§ Problem description:
Restate the listing below line for line and word for word, without the pictures.

####

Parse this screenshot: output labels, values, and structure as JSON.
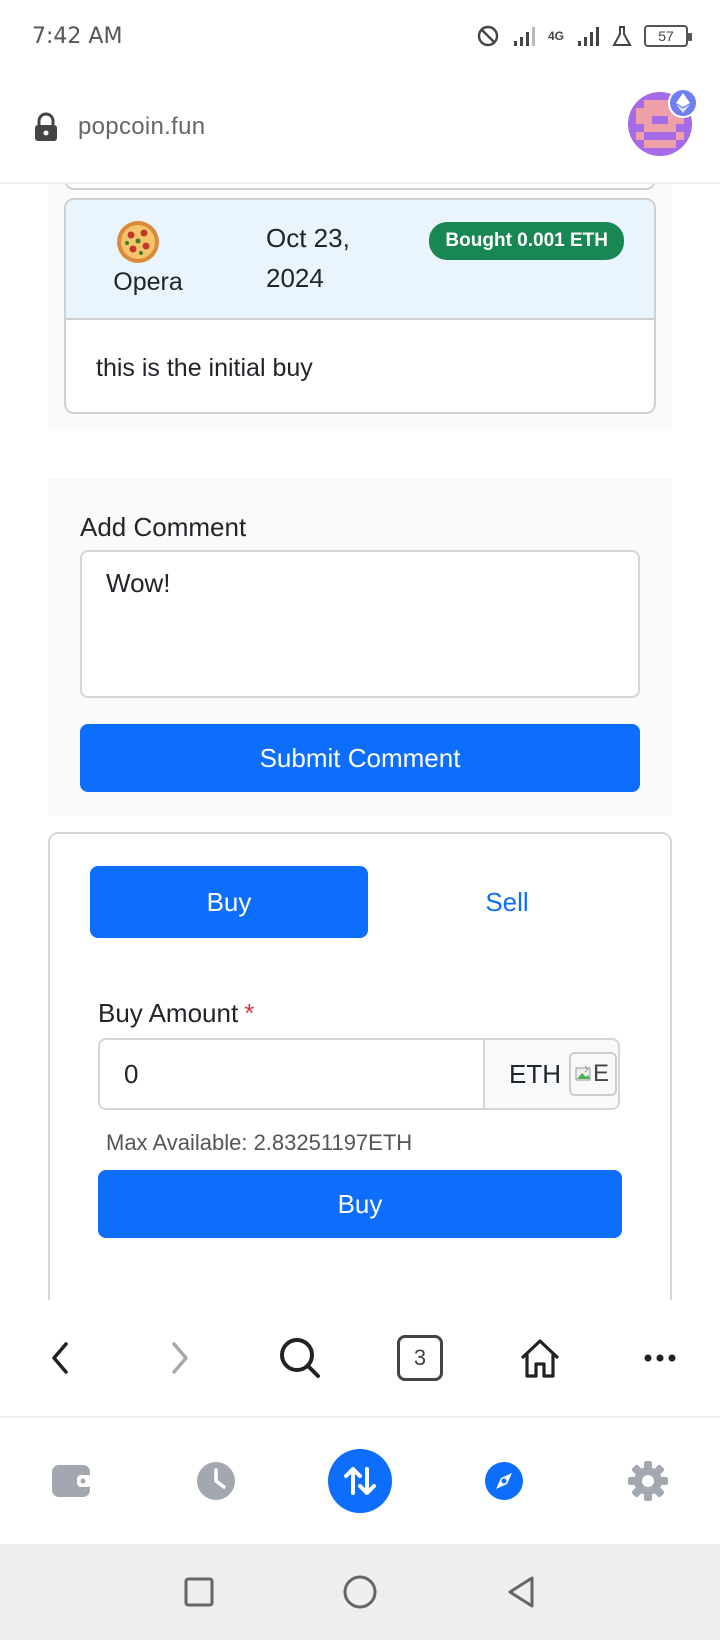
{
  "status_bar": {
    "time": "7:42 AM",
    "network_label": "4G",
    "battery": "57"
  },
  "browser": {
    "url": "popcoin.fun",
    "tab_count": "3"
  },
  "comment": {
    "user": "Opera",
    "date": "Oct 23, 2024",
    "badge": "Bought 0.001 ETH",
    "text": "this is the initial buy"
  },
  "add_comment": {
    "label": "Add Comment",
    "value": "Wow!",
    "submit_label": "Submit Comment"
  },
  "trade": {
    "tab_buy": "Buy",
    "tab_sell": "Sell",
    "amount_label": "Buy Amount",
    "required_mark": "*",
    "amount_value": "0",
    "currency": "ETH",
    "broken_image_alt": "E",
    "max_available": "Max Available: 2.83251197ETH",
    "submit_label": "Buy"
  },
  "colors": {
    "primary": "#0d6efd",
    "success": "#198754",
    "comment_header_bg": "#eaf4fd",
    "required": "#dc3545"
  }
}
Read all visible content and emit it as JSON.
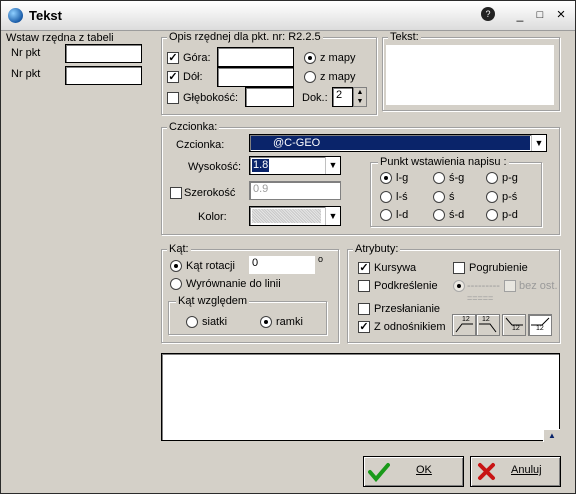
{
  "window": {
    "title": "Tekst",
    "help_icon": "help-icon",
    "minimize": "_",
    "maximize": "□",
    "close": "×"
  },
  "left_panel": {
    "label": "Wstaw rzędna z tabeli",
    "rows": [
      {
        "label": "Nr pkt",
        "value": ""
      },
      {
        "label": "Nr pkt",
        "value": ""
      }
    ]
  },
  "opis": {
    "label": "Opis rzędnej dla pkt. nr: R2.2.5",
    "gora": {
      "label": "Góra:",
      "checked": true,
      "value": "",
      "radio": "z mapy",
      "radio_selected": true
    },
    "dol": {
      "label": "Dół:",
      "checked": true,
      "value": "",
      "radio": "z mapy",
      "radio_selected": false
    },
    "glebokosc": {
      "label": "Głębokość:",
      "checked": false,
      "value": ""
    },
    "dok": {
      "label": "Dok.:",
      "value": "2"
    }
  },
  "tekst": {
    "label": "Tekst:",
    "value": ""
  },
  "czcionka": {
    "group_label": "Czcionka:",
    "font": {
      "label": "Czcionka:",
      "value": "@C-GEO"
    },
    "wysokosc": {
      "label": "Wysokość:",
      "value": "1.8"
    },
    "szerokosc": {
      "label": "Szerokość",
      "checked": false,
      "value": "0.9"
    },
    "kolor": {
      "label": "Kolor:"
    },
    "punkt": {
      "label": "Punkt wstawienia napisu :",
      "options": [
        "l-g",
        "ś-g",
        "p-g",
        "l-ś",
        "ś",
        "p-ś",
        "l-d",
        "ś-d",
        "p-d"
      ],
      "selected": "l-g"
    }
  },
  "kat": {
    "label": "Kąt:",
    "rotacja": {
      "label": "Kąt rotacji",
      "value": "0",
      "unit": "o",
      "selected": true
    },
    "wyrownanie": {
      "label": "Wyrównanie do linii",
      "selected": false
    },
    "wzgledem": {
      "label": "Kąt względem",
      "siatki": "siatki",
      "ramki": "ramki",
      "selected": "ramki"
    }
  },
  "atrybuty": {
    "label": "Atrybuty:",
    "kursywa": {
      "label": "Kursywa",
      "checked": true
    },
    "pogrubienie": {
      "label": "Pogrubienie",
      "checked": false
    },
    "podkreslenie": {
      "label": "Podkreślenie",
      "checked": false
    },
    "bez_ost": {
      "label": "bez ost.",
      "checked": false
    },
    "line_label": "---------",
    "line_label2": "=====",
    "przeslanianie": {
      "label": "Przesłanianie",
      "checked": false
    },
    "odnosnik": {
      "label": "Z odnośnikiem",
      "checked": true
    },
    "align_buttons": [
      {
        "name": "align-bottom-left",
        "label": "12"
      },
      {
        "name": "align-bottom-right",
        "label": "12"
      },
      {
        "name": "align-top-left",
        "label": "12"
      },
      {
        "name": "align-top-right",
        "label": "12"
      }
    ]
  },
  "notes": {
    "value": ""
  },
  "buttons": {
    "ok": "OK",
    "cancel": "Anuluj"
  },
  "colors": {
    "selected_font_bg": "#0a246a",
    "ok_check": "#1a9a1a",
    "cancel_x": "#c81414"
  }
}
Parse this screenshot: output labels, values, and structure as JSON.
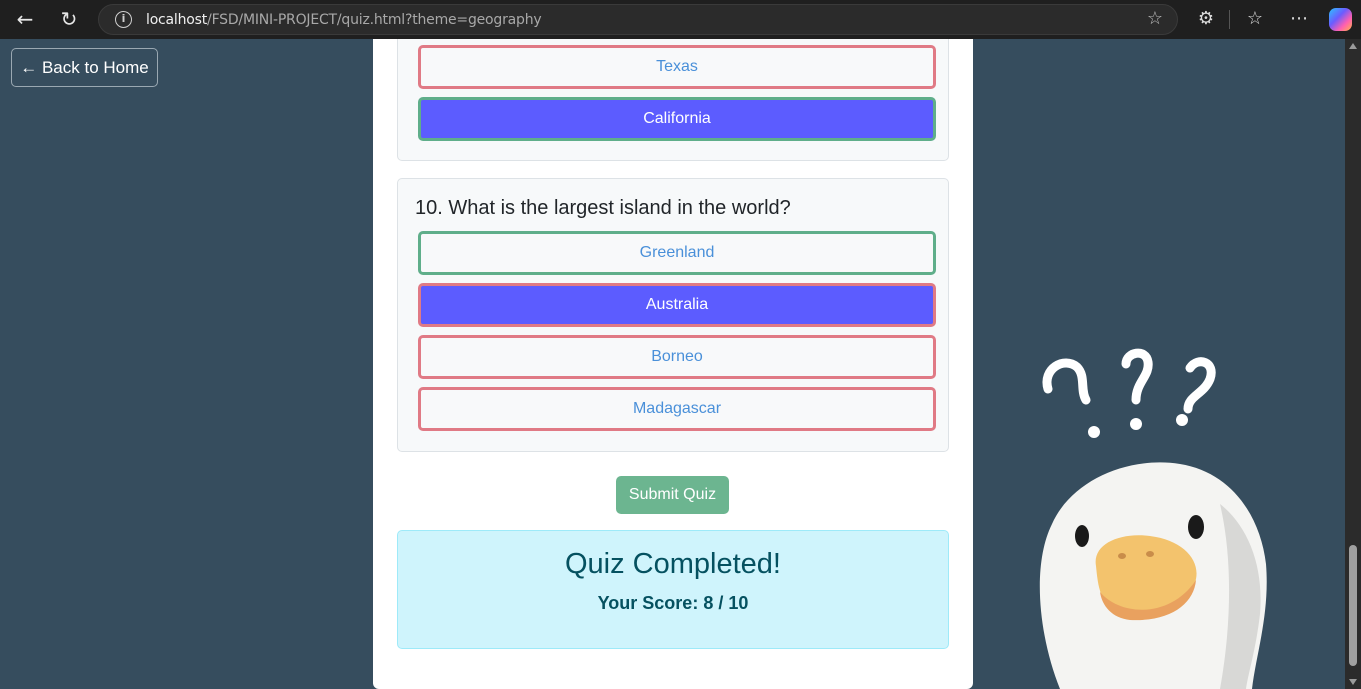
{
  "browser": {
    "url_host": "localhost",
    "url_path": "/FSD/MINI-PROJECT/quiz.html?theme=geography"
  },
  "page": {
    "back_label": "← Back to Home"
  },
  "quiz": {
    "previous_question": {
      "options": [
        {
          "label": "Texas",
          "state": "wrong"
        },
        {
          "label": "California",
          "state": "correct-selected"
        }
      ]
    },
    "question_10": {
      "text": "10. What is the largest island in the world?",
      "options": [
        {
          "label": "Greenland",
          "state": "correct"
        },
        {
          "label": "Australia",
          "state": "wrong-selected"
        },
        {
          "label": "Borneo",
          "state": "wrong"
        },
        {
          "label": "Madagascar",
          "state": "wrong"
        }
      ]
    },
    "submit_label": "Submit Quiz",
    "result": {
      "title": "Quiz Completed!",
      "score_text": "Your Score: 8 / 10"
    }
  },
  "colors": {
    "background": "#364d5e",
    "selected": "#5c5cff",
    "correct_border": "#5fae8a",
    "wrong_border": "#e07a85",
    "submit": "#6cb590",
    "result_bg": "#cff4fc"
  }
}
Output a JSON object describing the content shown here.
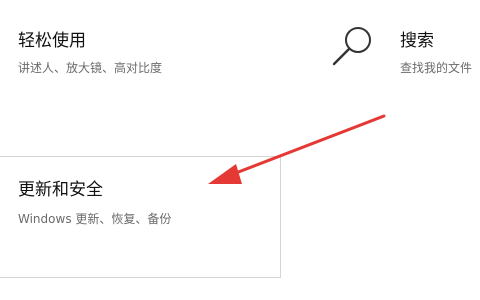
{
  "settings": {
    "ease_of_access": {
      "title": "轻松使用",
      "description": "讲述人、放大镜、高对比度"
    },
    "search": {
      "title": "搜索",
      "description": "查找我的文件"
    },
    "update_security": {
      "title": "更新和安全",
      "description": "Windows 更新、恢复、备份"
    }
  },
  "icons": {
    "search": "search-icon"
  },
  "colors": {
    "arrow": "#e53935",
    "card_border": "#d4d4d4",
    "description_text": "#6b6b6b"
  }
}
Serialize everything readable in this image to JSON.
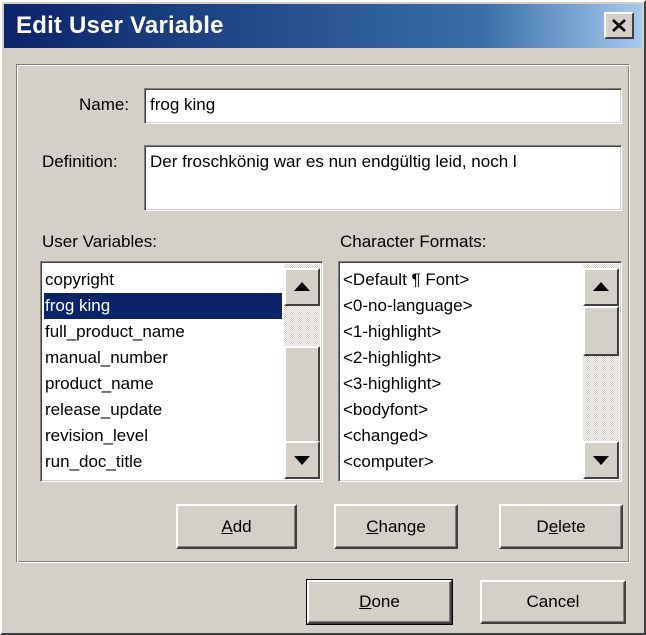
{
  "window": {
    "title": "Edit User Variable"
  },
  "name_field": {
    "label": "Name:",
    "value": "frog king"
  },
  "definition_field": {
    "label": "Definition:",
    "value": "Der froschkönig war es nun endgültig leid, noch l"
  },
  "user_variables": {
    "label": "User Variables:",
    "items": [
      "copyright",
      "frog king",
      "full_product_name",
      "manual_number",
      "product_name",
      "release_update",
      "revision_level",
      "run_doc_title"
    ],
    "selected": "frog king"
  },
  "character_formats": {
    "label": "Character Formats:",
    "items": [
      "<Default ¶ Font>",
      "<0-no-language>",
      "<1-highlight>",
      "<2-highlight>",
      "<3-highlight>",
      "<bodyfont>",
      "<changed>",
      "<computer>"
    ]
  },
  "buttons": {
    "add": {
      "pre": "",
      "key": "A",
      "post": "dd"
    },
    "change": {
      "pre": "",
      "key": "C",
      "post": "hange"
    },
    "delete": {
      "pre": "D",
      "key": "e",
      "post": "lete"
    },
    "done": {
      "pre": "",
      "key": "D",
      "post": "one"
    },
    "cancel": {
      "label": "Cancel"
    }
  },
  "icons": {
    "close": "close-icon",
    "scroll_up": "arrow-up-icon",
    "scroll_down": "arrow-down-icon"
  }
}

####

§ Result below:
Parse this screenshot: output labels, values, and structure as JSON.
{
  "status_bar": {
    "time": "7:42 AM",
    "network_label": "4G",
    "battery": "57"
  },
  "browser": {
    "url": "popcoin.fun",
    "tab_count": "3"
  },
  "comment": {
    "user": "Opera",
    "date": "Oct 23, 2024",
    "badge": "Bought 0.001 ETH",
    "text": "this is the initial buy"
  },
  "add_comment": {
    "label": "Add Comment",
    "value": "Wow!",
    "submit_label": "Submit Comment"
  },
  "trade": {
    "tab_buy": "Buy",
    "tab_sell": "Sell",
    "amount_label": "Buy Amount",
    "required_mark": "*",
    "amount_value": "0",
    "currency": "ETH",
    "broken_image_alt": "E",
    "max_available": "Max Available: 2.83251197ETH",
    "submit_label": "Buy"
  },
  "colors": {
    "primary": "#0d6efd",
    "success": "#198754",
    "comment_header_bg": "#eaf4fd",
    "required": "#dc3545"
  }
}
Read all visible content and emit it as JSON.
{
  "window": {
    "title": "Tekst",
    "help_icon": "help-icon",
    "minimize": "_",
    "maximize": "□",
    "close": "×"
  },
  "left_panel": {
    "label": "Wstaw rzędna z tabeli",
    "rows": [
      {
        "label": "Nr pkt",
        "value": ""
      },
      {
        "label": "Nr pkt",
        "value": ""
      }
    ]
  },
  "opis": {
    "label": "Opis rzędnej dla pkt. nr: R2.2.5",
    "gora": {
      "label": "Góra:",
      "checked": true,
      "value": "",
      "radio": "z mapy",
      "radio_selected": true
    },
    "dol": {
      "label": "Dół:",
      "checked": true,
      "value": "",
      "radio": "z mapy",
      "radio_selected": false
    },
    "glebokosc": {
      "label": "Głębokość:",
      "checked": false,
      "value": ""
    },
    "dok": {
      "label": "Dok.:",
      "value": "2"
    }
  },
  "tekst": {
    "label": "Tekst:",
    "value": ""
  },
  "czcionka": {
    "group_label": "Czcionka:",
    "font": {
      "label": "Czcionka:",
      "value": "@C-GEO"
    },
    "wysokosc": {
      "label": "Wysokość:",
      "value": "1.8"
    },
    "szerokosc": {
      "label": "Szerokość",
      "checked": false,
      "value": "0.9"
    },
    "kolor": {
      "label": "Kolor:"
    },
    "punkt": {
      "label": "Punkt wstawienia napisu :",
      "options": [
        "l-g",
        "ś-g",
        "p-g",
        "l-ś",
        "ś",
        "p-ś",
        "l-d",
        "ś-d",
        "p-d"
      ],
      "selected": "l-g"
    }
  },
  "kat": {
    "label": "Kąt:",
    "rotacja": {
      "label": "Kąt rotacji",
      "value": "0",
      "unit": "o",
      "selected": true
    },
    "wyrownanie": {
      "label": "Wyrównanie do linii",
      "selected": false
    },
    "wzgledem": {
      "label": "Kąt względem",
      "siatki": "siatki",
      "ramki": "ramki",
      "selected": "ramki"
    }
  },
  "atrybuty": {
    "label": "Atrybuty:",
    "kursywa": {
      "label": "Kursywa",
      "checked": true
    },
    "pogrubienie": {
      "label": "Pogrubienie",
      "checked": false
    },
    "podkreslenie": {
      "label": "Podkreślenie",
      "checked": false
    },
    "bez_ost": {
      "label": "bez ost.",
      "checked": false
    },
    "line_label": "---------",
    "line_label2": "=====",
    "przeslanianie": {
      "label": "Przesłanianie",
      "checked": false
    },
    "odnosnik": {
      "label": "Z odnośnikiem",
      "checked": true
    },
    "align_buttons": [
      {
        "name": "align-bottom-left",
        "label": "12"
      },
      {
        "name": "align-bottom-right",
        "label": "12"
      },
      {
        "name": "align-top-left",
        "label": "12"
      },
      {
        "name": "align-top-right",
        "label": "12"
      }
    ]
  },
  "notes": {
    "value": ""
  },
  "buttons": {
    "ok": "OK",
    "cancel": "Anuluj"
  },
  "colors": {
    "selected_font_bg": "#0a246a",
    "ok_check": "#1a9a1a",
    "cancel_x": "#c81414"
  }
}
Parse this screenshot: output labels, values, and structure as JSON.
{
  "browser": {
    "url_host": "localhost",
    "url_path": "/FSD/MINI-PROJECT/quiz.html?theme=geography"
  },
  "page": {
    "back_label": "← Back to Home"
  },
  "quiz": {
    "previous_question": {
      "options": [
        {
          "label": "Texas",
          "state": "wrong"
        },
        {
          "label": "California",
          "state": "correct-selected"
        }
      ]
    },
    "question_10": {
      "text": "10. What is the largest island in the world?",
      "options": [
        {
          "label": "Greenland",
          "state": "correct"
        },
        {
          "label": "Australia",
          "state": "wrong-selected"
        },
        {
          "label": "Borneo",
          "state": "wrong"
        },
        {
          "label": "Madagascar",
          "state": "wrong"
        }
      ]
    },
    "submit_label": "Submit Quiz",
    "result": {
      "title": "Quiz Completed!",
      "score_text": "Your Score: 8 / 10"
    }
  },
  "colors": {
    "background": "#364d5e",
    "selected": "#5c5cff",
    "correct_border": "#5fae8a",
    "wrong_border": "#e07a85",
    "submit": "#6cb590",
    "result_bg": "#cff4fc"
  }
}
Output a JSON object describing the content shown here.
{
  "settings": {
    "ease_of_access": {
      "title": "轻松使用",
      "description": "讲述人、放大镜、高对比度"
    },
    "search": {
      "title": "搜索",
      "description": "查找我的文件"
    },
    "update_security": {
      "title": "更新和安全",
      "description": "Windows 更新、恢复、备份"
    }
  },
  "icons": {
    "search": "search-icon"
  },
  "colors": {
    "arrow": "#e53935",
    "card_border": "#d4d4d4",
    "description_text": "#6b6b6b"
  }
}
Serialize everything readable in this image to JSON.
{
  "window": {
    "title": "Edit User Variable"
  },
  "name_field": {
    "label": "Name:",
    "value": "frog king"
  },
  "definition_field": {
    "label": "Definition:",
    "value": "Der froschkönig war es nun endgültig leid, noch l"
  },
  "user_variables": {
    "label": "User Variables:",
    "items": [
      "copyright",
      "frog king",
      "full_product_name",
      "manual_number",
      "product_name",
      "release_update",
      "revision_level",
      "run_doc_title"
    ],
    "selected": "frog king"
  },
  "character_formats": {
    "label": "Character Formats:",
    "items": [
      "<Default ¶ Font>",
      "<0-no-language>",
      "<1-highlight>",
      "<2-highlight>",
      "<3-highlight>",
      "<bodyfont>",
      "<changed>",
      "<computer>"
    ]
  },
  "buttons": {
    "add": {
      "pre": "",
      "key": "A",
      "post": "dd"
    },
    "change": {
      "pre": "",
      "key": "C",
      "post": "hange"
    },
    "delete": {
      "pre": "D",
      "key": "e",
      "post": "lete"
    },
    "done": {
      "pre": "",
      "key": "D",
      "post": "one"
    },
    "cancel": {
      "label": "Cancel"
    }
  },
  "icons": {
    "close": "close-icon",
    "scroll_up": "arrow-up-icon",
    "scroll_down": "arrow-down-icon"
  }
}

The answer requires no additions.